If you need to wear a mask and you have a shingles rash on your face or neck, consider bandaging the area under the mask until the blisters are fully healed.

If the shingles rash is affecting the skin around your eyes or the tip of your nose, you should immediately make an appointment to see an ophthalmologist. If you cannot see one, see a dermatologist or go to the emergency department for immediate treatment.

If your doctor has prescribed an antiviral medication, it’s important to follow their instructions and take it as prescribed, even if you start seeing improvements. The following antiviral medications may be prescribed to help treat shingles:

Starting an antiviral within 72 hours of the first symptoms can:

  • reduce symptoms
  • decrease the amount of time you have shingles
  • lower the risk of complications

Caring for your skin is a critical step when dealing with shingles. Once you’ve talked with a healthcare professional, establish a daily routine to clean, soothe, and bandage any blisters or rashes.

If you keep a rash uncovered, be sure to wear loose clothing and avoid close contact with anyone who hasn’t had chickenpox or the chickenpox vaccine.

And most importantly, be kind to yourself during the healing process. Shingles rashes are painful and take a few weeks to go away.
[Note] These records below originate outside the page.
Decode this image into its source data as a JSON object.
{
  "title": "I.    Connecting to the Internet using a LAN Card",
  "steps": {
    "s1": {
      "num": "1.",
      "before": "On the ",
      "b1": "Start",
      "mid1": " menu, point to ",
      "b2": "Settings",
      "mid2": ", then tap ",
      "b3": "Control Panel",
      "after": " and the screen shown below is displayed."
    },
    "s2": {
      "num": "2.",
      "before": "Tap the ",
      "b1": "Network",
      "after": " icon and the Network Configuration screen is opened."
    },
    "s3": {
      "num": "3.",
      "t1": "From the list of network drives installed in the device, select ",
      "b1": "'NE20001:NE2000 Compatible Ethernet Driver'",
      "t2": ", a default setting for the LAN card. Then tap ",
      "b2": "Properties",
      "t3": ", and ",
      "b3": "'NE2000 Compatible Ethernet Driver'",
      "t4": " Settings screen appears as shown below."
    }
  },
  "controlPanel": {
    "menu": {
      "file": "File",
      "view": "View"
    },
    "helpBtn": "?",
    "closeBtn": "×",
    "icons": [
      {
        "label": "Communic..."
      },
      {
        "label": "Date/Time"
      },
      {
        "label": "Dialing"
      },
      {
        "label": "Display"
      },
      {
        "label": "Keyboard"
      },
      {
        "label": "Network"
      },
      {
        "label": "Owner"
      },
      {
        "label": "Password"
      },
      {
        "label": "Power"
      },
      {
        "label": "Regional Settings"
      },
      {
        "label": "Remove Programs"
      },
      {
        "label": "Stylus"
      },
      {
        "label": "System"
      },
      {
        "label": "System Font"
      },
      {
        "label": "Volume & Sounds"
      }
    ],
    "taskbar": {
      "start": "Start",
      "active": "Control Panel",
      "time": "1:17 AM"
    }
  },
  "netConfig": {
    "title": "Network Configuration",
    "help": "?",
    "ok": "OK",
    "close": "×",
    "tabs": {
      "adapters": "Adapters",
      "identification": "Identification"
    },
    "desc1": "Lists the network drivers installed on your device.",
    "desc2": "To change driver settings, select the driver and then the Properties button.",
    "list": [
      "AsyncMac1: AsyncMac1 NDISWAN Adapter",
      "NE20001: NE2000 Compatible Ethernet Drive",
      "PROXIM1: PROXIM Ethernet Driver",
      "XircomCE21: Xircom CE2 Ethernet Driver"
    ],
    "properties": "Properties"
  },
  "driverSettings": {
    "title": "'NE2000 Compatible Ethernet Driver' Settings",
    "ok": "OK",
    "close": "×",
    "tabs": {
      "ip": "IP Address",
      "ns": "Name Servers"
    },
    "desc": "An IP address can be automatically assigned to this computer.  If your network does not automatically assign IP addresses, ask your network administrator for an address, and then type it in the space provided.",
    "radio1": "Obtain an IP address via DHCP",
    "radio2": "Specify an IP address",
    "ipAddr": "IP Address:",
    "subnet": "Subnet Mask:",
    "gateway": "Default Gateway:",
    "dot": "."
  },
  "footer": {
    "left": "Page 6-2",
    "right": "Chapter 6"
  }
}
If you have any questions about treatments or your symptoms seem to be worsening, talk with a healthcare professional.